# Task input:
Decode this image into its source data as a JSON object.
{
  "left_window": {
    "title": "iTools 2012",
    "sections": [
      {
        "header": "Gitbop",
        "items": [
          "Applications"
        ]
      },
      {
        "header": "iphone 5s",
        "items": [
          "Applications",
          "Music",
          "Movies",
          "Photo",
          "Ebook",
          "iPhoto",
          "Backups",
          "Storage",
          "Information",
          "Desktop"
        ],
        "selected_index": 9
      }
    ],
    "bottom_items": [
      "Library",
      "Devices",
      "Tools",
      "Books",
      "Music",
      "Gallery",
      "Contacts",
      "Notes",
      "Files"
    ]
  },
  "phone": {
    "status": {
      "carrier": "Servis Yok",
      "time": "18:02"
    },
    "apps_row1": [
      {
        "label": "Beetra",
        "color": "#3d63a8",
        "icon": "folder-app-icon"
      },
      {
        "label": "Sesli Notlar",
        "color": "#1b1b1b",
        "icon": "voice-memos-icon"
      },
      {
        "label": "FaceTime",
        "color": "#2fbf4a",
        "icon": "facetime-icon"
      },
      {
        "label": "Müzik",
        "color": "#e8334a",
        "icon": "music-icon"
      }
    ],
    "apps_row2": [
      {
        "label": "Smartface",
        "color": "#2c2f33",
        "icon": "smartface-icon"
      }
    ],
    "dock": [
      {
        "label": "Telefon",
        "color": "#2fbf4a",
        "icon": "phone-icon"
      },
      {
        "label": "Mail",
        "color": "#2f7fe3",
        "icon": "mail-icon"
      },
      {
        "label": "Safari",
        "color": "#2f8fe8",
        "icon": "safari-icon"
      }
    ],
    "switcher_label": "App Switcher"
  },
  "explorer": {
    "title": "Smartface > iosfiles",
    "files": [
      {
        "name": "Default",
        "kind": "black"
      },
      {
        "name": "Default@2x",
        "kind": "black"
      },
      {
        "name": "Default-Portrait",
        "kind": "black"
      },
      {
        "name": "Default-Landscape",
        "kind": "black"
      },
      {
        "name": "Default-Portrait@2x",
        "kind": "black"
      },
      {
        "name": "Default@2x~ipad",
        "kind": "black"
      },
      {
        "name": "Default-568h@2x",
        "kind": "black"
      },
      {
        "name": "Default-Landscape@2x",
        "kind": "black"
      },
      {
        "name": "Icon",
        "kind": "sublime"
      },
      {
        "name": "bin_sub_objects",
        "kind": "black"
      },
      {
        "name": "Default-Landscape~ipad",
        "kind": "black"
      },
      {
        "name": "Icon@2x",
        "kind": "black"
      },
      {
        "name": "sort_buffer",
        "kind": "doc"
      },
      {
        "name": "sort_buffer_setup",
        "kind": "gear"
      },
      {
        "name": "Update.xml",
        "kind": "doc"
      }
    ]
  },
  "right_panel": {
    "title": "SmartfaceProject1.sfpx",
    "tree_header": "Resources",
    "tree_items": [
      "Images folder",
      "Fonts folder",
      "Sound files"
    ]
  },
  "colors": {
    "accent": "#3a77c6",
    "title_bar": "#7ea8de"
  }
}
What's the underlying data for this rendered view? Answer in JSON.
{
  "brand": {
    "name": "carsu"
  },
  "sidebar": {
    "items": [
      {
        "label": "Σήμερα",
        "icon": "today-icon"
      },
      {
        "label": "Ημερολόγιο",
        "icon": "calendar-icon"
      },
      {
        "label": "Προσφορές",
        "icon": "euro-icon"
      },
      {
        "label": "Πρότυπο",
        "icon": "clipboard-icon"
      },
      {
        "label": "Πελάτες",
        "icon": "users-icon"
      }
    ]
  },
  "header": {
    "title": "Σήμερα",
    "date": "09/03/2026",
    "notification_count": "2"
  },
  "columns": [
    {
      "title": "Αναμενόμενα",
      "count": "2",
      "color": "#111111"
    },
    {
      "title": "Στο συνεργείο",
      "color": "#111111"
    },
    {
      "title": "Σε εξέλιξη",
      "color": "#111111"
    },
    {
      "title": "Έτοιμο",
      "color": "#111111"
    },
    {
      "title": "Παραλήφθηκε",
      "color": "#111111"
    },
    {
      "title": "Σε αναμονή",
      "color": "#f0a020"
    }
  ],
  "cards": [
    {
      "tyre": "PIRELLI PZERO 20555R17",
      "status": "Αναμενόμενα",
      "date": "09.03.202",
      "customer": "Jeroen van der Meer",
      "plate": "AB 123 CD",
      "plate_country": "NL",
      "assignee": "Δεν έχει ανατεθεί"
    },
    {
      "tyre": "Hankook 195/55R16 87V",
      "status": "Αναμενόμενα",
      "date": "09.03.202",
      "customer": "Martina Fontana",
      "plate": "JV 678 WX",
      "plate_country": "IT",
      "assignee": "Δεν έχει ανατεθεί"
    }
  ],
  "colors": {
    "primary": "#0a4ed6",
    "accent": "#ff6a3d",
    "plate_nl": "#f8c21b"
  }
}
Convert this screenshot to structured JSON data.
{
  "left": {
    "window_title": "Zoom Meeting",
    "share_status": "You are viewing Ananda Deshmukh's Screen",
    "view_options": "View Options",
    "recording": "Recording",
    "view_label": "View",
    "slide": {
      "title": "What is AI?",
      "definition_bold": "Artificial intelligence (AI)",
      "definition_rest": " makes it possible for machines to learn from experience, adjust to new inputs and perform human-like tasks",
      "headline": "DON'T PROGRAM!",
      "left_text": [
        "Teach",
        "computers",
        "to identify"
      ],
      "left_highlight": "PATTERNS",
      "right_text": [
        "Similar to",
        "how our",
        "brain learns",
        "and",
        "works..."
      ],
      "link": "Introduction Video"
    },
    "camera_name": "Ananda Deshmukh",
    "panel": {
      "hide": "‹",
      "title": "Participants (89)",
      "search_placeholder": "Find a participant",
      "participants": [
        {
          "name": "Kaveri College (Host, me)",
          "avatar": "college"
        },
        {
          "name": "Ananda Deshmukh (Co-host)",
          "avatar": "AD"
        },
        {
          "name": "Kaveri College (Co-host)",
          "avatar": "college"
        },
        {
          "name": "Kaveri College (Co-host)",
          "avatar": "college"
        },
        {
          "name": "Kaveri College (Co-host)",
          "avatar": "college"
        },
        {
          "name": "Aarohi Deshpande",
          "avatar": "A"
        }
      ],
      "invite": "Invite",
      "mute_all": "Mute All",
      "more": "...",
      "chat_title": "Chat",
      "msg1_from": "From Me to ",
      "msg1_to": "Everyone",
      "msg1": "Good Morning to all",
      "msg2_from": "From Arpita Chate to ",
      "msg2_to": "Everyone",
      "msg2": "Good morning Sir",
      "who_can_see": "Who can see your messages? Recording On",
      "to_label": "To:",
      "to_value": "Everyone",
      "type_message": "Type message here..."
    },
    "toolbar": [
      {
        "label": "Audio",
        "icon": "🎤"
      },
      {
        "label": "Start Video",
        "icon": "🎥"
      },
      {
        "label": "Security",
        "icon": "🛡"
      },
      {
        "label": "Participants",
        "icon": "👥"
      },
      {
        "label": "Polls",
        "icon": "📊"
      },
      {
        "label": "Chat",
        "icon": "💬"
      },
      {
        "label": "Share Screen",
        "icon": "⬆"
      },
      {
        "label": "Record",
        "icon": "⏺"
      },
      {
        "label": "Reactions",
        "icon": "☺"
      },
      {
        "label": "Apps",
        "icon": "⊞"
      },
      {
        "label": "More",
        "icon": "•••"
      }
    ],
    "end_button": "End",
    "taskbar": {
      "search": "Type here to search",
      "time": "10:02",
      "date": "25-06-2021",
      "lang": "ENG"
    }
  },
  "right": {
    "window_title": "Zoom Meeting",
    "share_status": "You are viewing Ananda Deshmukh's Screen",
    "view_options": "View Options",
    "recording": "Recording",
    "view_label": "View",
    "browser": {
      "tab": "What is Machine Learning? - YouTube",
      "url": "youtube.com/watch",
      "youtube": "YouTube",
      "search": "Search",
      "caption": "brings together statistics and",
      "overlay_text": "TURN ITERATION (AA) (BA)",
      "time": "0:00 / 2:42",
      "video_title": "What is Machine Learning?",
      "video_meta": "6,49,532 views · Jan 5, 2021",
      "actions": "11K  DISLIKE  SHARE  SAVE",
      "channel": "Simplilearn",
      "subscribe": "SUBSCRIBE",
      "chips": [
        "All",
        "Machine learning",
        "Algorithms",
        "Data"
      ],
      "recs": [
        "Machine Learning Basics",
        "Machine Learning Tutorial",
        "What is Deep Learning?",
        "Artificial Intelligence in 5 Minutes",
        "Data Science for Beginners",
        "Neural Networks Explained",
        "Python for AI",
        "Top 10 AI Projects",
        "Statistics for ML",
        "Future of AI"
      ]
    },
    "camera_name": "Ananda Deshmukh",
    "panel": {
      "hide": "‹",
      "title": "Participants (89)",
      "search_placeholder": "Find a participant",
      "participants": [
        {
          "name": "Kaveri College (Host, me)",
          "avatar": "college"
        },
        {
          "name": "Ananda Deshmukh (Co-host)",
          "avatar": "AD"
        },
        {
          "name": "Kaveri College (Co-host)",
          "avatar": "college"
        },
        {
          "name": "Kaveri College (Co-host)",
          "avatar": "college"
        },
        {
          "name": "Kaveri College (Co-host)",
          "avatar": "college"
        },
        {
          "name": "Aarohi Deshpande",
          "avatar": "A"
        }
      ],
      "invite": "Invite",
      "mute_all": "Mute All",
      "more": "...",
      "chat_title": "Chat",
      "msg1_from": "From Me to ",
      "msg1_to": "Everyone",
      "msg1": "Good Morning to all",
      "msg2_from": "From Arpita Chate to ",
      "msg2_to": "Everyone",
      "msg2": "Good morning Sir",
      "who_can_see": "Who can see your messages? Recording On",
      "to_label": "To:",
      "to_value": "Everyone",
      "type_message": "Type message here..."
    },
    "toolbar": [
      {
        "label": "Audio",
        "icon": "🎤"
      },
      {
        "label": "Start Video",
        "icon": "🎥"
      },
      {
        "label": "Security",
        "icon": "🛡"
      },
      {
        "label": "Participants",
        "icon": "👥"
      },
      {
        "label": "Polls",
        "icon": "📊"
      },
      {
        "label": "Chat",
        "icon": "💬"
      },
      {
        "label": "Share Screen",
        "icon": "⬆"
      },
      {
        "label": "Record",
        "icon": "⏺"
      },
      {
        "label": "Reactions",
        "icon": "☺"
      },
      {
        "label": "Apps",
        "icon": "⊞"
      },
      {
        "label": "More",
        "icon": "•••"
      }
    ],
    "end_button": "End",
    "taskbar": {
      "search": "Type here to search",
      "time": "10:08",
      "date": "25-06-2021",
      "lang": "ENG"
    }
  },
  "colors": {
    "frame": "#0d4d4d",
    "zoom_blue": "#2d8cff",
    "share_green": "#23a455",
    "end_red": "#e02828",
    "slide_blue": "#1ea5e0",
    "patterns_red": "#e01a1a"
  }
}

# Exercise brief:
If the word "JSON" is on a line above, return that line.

# Final answer:
Decode this image into its source data as a JSON object.
What's the underlying data for this rendered view? Answer in JSON.
Convert this screenshot to structured JSON data.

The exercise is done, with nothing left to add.